→ WORK ITEM
What this exercise requires is a verbatim reproduction of the data below.

Interface dataset entries
━━━━━━━━━━━━━━━━
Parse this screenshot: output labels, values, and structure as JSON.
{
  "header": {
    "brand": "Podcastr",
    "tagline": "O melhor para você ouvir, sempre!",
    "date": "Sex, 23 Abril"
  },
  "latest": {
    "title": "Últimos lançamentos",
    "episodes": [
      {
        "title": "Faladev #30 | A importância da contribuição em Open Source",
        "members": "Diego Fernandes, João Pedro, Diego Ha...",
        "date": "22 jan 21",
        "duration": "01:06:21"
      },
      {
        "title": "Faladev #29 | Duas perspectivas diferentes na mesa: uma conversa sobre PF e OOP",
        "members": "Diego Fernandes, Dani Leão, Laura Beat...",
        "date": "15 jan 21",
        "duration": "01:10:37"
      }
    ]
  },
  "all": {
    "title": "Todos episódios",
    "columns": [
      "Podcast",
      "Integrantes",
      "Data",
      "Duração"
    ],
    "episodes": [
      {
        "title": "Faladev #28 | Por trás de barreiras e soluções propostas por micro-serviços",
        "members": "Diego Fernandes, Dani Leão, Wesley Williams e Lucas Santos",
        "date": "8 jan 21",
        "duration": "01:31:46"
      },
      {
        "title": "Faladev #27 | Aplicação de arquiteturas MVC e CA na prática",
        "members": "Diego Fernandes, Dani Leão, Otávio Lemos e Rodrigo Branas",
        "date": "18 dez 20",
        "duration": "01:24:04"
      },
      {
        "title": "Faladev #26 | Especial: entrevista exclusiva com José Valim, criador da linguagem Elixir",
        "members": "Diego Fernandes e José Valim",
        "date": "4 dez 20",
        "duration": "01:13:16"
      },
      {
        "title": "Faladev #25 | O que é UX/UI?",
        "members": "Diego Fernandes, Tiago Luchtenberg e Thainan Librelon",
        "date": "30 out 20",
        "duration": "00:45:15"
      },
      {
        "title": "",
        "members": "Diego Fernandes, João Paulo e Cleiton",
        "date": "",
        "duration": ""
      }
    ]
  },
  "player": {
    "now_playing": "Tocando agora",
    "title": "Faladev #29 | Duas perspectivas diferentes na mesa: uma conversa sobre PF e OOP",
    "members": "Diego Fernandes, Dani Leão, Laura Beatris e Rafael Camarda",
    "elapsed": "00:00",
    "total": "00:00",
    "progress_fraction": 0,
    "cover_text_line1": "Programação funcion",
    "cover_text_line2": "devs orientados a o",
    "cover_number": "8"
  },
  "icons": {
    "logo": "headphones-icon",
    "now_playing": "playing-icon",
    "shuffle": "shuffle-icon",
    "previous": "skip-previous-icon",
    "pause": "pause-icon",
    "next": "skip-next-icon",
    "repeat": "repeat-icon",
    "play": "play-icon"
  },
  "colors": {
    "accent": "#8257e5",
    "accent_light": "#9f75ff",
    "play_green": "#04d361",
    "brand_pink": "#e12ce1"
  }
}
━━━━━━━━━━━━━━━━
→ YOUR RESPONSE
Parse this screenshot: output labels, values, and structure as JSON.
{
  "header": {
    "brand": "Podcastr",
    "tagline": "O melhor para você ouvir, sempre!",
    "date": "Sex, 23 Abril"
  },
  "latest": {
    "title": "Últimos lançamentos",
    "episodes": [
      {
        "title": "Faladev #30 | A importância da contribuição em Open Source",
        "members": "Diego Fernandes, João Pedro, Diego Ha...",
        "date": "22 jan 21",
        "duration": "01:06:21"
      },
      {
        "title": "Faladev #29 | Duas perspectivas diferentes na mesa: uma conversa sobre PF e OOP",
        "members": "Diego Fernandes, Dani Leão, Laura Beat...",
        "date": "15 jan 21",
        "duration": "01:10:37"
      }
    ]
  },
  "all": {
    "title": "Todos episódios",
    "columns": [
      "Podcast",
      "Integrantes",
      "Data",
      "Duração"
    ],
    "episodes": [
      {
        "title": "Faladev #28 | Por trás de barreiras e soluções propostas por micro-serviços",
        "members": "Diego Fernandes, Dani Leão, Wesley Williams e Lucas Santos",
        "date": "8 jan 21",
        "duration": "01:31:46"
      },
      {
        "title": "Faladev #27 | Aplicação de arquiteturas MVC e CA na prática",
        "members": "Diego Fernandes, Dani Leão, Otávio Lemos e Rodrigo Branas",
        "date": "18 dez 20",
        "duration": "01:24:04"
      },
      {
        "title": "Faladev #26 | Especial: entrevista exclusiva com José Valim, criador da linguagem Elixir",
        "members": "Diego Fernandes e José Valim",
        "date": "4 dez 20",
        "duration": "01:13:16"
      },
      {
        "title": "Faladev #25 | O que é UX/UI?",
        "members": "Diego Fernandes, Tiago Luchtenberg e Thainan Librelon",
        "date": "30 out 20",
        "duration": "00:45:15"
      },
      {
        "title": "",
        "members": "Diego Fernandes, João Paulo e Cleiton",
        "date": "",
        "duration": ""
      }
    ]
  },
  "player": {
    "now_playing": "Tocando agora",
    "title": "Faladev #29 | Duas perspectivas diferentes na mesa: uma conversa sobre PF e OOP",
    "members": "Diego Fernandes, Dani Leão, Laura Beatris e Rafael Camarda",
    "elapsed": "00:00",
    "total": "00:00",
    "progress_fraction": 0,
    "cover_text_line1": "Programação funcion",
    "cover_text_line2": "devs orientados a o",
    "cover_number": "8"
  },
  "icons": {
    "logo": "headphones-icon",
    "now_playing": "playing-icon",
    "shuffle": "shuffle-icon",
    "previous": "skip-previous-icon",
    "pause": "pause-icon",
    "next": "skip-next-icon",
    "repeat": "repeat-icon",
    "play": "play-icon"
  },
  "colors": {
    "accent": "#8257e5",
    "accent_light": "#9f75ff",
    "play_green": "#04d361",
    "brand_pink": "#e12ce1"
  }
}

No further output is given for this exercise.